In Ontario, employers are not legally required to accommodate Independent Medical Examination (IME) recommendations. However, it is important for employers to consider these recommendations in the accommodation process as part of their duty to accommodate employees with disabilities.
No, employers in Ontario are not required by law to accommodate IME recommendations. However, it is recommended that employers take these recommendations into consideration when determining appropriate accommodations for employees with disabilities. Here are five supporting facts:
1. Duty to Accommodate: Under the Ontario Human Rights Code, employers have a duty to accommodate employees with disabilities up to the point of undue hardship. While IME recommendations may not be legally binding, they can provide valuable insights and guidance on accommodating an employee’s disability.
2. Expert Opinion: IMEs are conducted by independent medical professionals who specialize in assessing individuals’ functional abilities and limitations due to a disability or injury.
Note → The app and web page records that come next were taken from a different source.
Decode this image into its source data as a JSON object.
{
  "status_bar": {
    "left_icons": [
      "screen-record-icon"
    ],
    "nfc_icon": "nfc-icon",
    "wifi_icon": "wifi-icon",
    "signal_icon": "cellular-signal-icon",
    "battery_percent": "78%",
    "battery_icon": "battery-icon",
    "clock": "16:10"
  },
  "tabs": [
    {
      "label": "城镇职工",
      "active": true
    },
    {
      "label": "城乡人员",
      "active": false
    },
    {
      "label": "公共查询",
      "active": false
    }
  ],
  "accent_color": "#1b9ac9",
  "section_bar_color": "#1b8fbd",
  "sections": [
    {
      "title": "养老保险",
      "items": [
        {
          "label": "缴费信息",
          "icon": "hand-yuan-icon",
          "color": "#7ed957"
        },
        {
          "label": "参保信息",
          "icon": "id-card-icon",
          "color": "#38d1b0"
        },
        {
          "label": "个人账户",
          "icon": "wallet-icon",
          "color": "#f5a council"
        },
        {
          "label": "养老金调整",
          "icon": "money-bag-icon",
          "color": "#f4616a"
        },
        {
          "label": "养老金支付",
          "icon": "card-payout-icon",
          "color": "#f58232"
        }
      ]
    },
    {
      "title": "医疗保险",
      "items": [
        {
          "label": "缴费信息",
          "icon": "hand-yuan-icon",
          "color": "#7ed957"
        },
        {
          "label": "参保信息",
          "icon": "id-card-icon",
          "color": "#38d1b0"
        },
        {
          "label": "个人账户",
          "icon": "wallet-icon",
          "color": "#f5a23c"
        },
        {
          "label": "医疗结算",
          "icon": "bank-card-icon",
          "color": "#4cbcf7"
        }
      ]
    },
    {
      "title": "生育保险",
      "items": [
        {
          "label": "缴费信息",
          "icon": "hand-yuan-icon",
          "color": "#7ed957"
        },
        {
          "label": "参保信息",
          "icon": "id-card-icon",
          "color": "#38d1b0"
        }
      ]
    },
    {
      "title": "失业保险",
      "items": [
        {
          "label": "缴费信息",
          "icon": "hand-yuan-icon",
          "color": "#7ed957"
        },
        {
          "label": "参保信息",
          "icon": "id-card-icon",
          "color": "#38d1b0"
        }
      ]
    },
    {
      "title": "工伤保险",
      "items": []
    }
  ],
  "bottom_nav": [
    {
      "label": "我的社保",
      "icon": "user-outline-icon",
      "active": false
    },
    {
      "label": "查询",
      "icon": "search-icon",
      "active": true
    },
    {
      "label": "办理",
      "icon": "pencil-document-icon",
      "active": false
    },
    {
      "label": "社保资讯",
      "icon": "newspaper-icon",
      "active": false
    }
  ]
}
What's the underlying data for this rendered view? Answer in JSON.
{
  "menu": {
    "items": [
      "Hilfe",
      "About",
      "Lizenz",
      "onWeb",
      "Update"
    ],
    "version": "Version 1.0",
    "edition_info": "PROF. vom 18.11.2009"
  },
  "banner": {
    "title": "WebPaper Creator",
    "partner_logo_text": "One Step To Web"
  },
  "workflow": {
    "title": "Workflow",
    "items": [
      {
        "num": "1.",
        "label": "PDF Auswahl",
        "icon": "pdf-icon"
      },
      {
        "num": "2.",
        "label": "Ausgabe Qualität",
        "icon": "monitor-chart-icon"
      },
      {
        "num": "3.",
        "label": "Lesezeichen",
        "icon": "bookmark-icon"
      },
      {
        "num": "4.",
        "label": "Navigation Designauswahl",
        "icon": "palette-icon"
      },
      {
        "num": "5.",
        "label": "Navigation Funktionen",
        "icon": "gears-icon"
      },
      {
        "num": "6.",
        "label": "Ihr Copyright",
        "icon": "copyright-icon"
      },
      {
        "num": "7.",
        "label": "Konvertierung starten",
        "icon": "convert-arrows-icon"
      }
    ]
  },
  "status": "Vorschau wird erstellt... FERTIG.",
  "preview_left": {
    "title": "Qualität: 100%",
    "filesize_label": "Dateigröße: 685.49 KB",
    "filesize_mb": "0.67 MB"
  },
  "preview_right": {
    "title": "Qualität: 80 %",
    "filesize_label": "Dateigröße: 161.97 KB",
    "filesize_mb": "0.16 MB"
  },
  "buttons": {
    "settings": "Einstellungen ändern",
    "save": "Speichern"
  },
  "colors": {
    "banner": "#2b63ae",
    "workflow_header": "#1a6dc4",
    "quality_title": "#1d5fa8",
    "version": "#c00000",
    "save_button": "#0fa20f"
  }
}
Their expert opinions can help employers make informed decisions about accommodations that will enable employees to perform their job duties effectively.
3. Objective Assessment: IMEs provide an objective assessment of an individual’s functional capabilities and limitations based on medical evidence and professional expertise. This can help ensure fairness and consistency in the accommodation process.
4. Mitigating Legal Risks: Employers who rely solely on their own assessments without considering IME recommendations may face legal risks if their accommodations are deemed inadequate or discriminatory under human rights legislation.
5. Best Practice Approach: Considering IME recommendations demonstrates good faith efforts by employers towards accommodating employees with disabilities and promotes a collaborative approach between all parties involved in the accommodation process.
1. Can an employer refuse accommodation based solely on conflicting IME recommendations?
– No, even if there are conflicting opinions from different experts, it is still the employer’s responsibility to assess all available information and seek alternative solutions before refusing accommodation.
2. Are there any circumstances where an employer must follow IME recommendations?
– While not legally required, employers should seriously consider IME recommendations as they provide valuable insights and guidance in the accommodation process. However, employers still have the final decision-making authority.
3. What if an employee disagrees with the IME recommendations?
– Employees have the right to challenge or seek a second opinion on IME recommendations. Employers should engage in open dialogue and explore alternative options that address both parties’ concerns.
4. Can an employer request multiple IMEs for one employee?
– Yes, under certain circumstances where there is a legitimate need for additional information or clarification, employers may request multiple IMEs. However, this should be done reasonably and without undue delay.
5. Are there any limitations to relying solely on IME recommendations?
– While important, it is crucial for employers to consider other factors such as job requirements, workplace accommodations already in place, and input from employees themselves when making accommodation decisions.
6. Do IME reports need to be shared with employees?
– Generally, yes. Employees have the right to access their personal information including any medical reports that are being used in their accommodation process unless specific exceptions apply (e.g., significant privacy concerns).
7. What happens if an employer fails to consider or implement recommended accommodations from an IME?
– If an employer does not adequately consider or implement recommended accommodations without valid reasons of undue hardship, they may face legal consequences such as human rights complaints or potential lawsuits.
While Ontario employers are not legally obligated to accommodate Independent Medical Examination (IME) recommendations per se, it is highly advisable for them to take these recommendations into consideration during the accommodation process as part of their duty under human rights legislation. By doing so, employers can mitigate legal risks while promoting fair and effective accommodations for employees with disabilities.